In the lines below, look for "Doubravou". Copy each line where it appears.

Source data
= = = = =

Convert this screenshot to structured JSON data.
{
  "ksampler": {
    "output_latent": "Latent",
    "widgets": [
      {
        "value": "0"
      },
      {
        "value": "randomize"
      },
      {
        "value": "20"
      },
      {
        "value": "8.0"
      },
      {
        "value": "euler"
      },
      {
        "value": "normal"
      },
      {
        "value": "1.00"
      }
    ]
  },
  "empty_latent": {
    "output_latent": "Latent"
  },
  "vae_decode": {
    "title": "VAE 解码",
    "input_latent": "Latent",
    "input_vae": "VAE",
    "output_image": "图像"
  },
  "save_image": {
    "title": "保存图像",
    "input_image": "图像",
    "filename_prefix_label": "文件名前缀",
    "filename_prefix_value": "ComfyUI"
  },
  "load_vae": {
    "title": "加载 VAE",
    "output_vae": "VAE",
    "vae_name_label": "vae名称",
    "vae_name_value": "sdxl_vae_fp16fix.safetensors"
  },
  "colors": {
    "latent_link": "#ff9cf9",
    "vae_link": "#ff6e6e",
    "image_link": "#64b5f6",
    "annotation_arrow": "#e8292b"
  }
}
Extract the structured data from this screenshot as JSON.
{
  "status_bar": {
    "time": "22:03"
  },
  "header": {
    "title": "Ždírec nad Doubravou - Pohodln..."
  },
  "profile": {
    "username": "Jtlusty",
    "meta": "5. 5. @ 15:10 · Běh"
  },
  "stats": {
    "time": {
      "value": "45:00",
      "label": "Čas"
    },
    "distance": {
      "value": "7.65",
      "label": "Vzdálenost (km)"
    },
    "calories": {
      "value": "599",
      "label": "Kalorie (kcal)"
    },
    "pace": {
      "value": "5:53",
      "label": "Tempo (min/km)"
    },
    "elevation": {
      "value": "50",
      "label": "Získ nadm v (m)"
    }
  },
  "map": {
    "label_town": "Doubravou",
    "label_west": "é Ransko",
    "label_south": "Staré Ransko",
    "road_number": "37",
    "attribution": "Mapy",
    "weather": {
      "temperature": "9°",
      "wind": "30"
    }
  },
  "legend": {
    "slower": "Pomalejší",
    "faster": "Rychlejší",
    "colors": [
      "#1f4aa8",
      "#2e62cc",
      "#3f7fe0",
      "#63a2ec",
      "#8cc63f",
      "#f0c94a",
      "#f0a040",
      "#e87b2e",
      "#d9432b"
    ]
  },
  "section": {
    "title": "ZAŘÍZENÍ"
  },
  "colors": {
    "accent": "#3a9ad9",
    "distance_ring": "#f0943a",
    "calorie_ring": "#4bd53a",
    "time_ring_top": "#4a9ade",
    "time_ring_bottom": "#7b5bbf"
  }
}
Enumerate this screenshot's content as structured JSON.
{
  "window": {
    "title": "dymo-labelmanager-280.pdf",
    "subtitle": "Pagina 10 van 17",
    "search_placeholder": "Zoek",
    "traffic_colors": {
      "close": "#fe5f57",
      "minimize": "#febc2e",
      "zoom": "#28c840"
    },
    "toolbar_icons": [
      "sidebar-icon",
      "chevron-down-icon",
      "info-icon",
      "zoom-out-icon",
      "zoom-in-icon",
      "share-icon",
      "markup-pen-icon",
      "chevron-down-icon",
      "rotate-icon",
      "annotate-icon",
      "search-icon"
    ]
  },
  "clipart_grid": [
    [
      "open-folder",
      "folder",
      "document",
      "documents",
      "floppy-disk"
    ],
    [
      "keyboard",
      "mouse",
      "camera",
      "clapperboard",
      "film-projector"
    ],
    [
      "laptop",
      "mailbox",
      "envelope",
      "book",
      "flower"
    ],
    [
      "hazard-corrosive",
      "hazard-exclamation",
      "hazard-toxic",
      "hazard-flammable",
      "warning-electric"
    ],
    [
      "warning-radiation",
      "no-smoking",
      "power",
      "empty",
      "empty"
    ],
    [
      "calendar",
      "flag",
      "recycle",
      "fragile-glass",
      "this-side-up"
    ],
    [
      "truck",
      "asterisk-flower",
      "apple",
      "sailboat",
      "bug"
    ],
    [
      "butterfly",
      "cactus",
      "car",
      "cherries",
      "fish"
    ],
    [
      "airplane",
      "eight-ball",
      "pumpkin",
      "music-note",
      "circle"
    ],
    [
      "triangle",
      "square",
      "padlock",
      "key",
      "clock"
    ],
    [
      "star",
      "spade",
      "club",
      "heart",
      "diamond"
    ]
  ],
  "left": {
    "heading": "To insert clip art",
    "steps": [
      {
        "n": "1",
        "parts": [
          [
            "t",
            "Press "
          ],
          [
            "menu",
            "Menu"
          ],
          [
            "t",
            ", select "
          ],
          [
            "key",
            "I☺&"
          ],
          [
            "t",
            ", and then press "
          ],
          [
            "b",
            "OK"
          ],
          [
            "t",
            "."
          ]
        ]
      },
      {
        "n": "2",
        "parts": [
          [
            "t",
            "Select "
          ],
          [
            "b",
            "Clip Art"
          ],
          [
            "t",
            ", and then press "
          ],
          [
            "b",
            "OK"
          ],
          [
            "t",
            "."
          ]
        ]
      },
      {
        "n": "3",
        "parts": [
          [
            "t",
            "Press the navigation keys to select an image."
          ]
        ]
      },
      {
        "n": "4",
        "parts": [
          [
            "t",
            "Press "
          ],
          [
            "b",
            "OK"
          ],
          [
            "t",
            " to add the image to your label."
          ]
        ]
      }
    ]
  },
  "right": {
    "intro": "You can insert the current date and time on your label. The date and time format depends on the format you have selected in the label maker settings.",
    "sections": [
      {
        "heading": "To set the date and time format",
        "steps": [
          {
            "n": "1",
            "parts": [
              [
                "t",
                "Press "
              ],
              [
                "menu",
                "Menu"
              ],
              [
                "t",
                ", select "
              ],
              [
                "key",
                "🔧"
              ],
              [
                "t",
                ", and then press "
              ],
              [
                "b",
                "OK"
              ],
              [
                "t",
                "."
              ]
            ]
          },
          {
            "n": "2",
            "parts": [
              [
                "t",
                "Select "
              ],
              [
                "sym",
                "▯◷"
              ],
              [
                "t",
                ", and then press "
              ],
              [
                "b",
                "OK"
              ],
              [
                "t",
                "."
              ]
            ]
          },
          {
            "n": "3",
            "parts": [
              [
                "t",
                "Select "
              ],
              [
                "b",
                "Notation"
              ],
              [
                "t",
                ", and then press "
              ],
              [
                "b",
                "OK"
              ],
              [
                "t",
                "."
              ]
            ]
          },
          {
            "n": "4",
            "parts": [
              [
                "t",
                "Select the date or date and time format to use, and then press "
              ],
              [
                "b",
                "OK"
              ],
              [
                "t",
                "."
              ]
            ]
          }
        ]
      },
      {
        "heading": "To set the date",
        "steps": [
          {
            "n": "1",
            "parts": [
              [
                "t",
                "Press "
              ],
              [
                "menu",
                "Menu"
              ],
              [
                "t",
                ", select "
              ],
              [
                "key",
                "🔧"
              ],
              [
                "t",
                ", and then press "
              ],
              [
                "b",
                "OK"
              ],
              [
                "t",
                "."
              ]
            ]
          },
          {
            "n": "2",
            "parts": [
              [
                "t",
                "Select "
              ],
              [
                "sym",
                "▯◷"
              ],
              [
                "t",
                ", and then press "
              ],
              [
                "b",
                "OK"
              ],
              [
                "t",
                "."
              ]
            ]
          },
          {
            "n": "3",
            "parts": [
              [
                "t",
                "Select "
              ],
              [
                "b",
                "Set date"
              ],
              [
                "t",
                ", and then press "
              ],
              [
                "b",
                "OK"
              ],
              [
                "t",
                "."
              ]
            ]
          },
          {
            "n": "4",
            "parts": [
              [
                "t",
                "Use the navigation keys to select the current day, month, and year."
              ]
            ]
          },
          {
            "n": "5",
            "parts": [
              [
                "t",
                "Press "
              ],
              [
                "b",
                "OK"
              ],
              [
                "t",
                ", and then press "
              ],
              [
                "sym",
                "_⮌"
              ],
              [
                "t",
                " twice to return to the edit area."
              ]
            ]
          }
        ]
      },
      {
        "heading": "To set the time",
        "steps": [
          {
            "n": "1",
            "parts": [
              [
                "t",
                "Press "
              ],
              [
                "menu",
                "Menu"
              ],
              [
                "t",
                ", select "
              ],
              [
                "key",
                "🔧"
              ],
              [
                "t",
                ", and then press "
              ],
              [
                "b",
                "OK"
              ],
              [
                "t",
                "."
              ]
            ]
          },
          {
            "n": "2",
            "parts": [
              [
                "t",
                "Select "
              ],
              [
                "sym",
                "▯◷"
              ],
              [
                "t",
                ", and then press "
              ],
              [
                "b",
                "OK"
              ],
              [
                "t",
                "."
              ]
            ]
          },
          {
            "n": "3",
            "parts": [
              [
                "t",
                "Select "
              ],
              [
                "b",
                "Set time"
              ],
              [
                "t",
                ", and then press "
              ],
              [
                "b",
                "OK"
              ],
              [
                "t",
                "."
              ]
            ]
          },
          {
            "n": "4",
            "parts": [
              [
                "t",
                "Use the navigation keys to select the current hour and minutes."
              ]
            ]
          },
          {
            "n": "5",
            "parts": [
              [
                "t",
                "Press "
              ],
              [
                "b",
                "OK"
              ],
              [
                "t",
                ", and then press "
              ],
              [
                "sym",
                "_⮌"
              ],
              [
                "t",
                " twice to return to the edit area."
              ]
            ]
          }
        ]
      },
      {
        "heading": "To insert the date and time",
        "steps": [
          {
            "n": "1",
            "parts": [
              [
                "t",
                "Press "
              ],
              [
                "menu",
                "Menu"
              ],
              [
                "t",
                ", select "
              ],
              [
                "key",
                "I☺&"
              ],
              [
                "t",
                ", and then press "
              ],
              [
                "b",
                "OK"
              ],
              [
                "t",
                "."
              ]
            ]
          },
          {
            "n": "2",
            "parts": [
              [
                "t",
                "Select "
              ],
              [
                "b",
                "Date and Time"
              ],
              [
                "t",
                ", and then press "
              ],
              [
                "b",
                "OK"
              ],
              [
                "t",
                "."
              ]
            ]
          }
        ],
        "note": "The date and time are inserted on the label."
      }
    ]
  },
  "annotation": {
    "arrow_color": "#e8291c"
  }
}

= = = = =

• [Response below]
    "title": "Ždírec nad Doubravou - Pohodln..."
    "label_town": "Doubravou",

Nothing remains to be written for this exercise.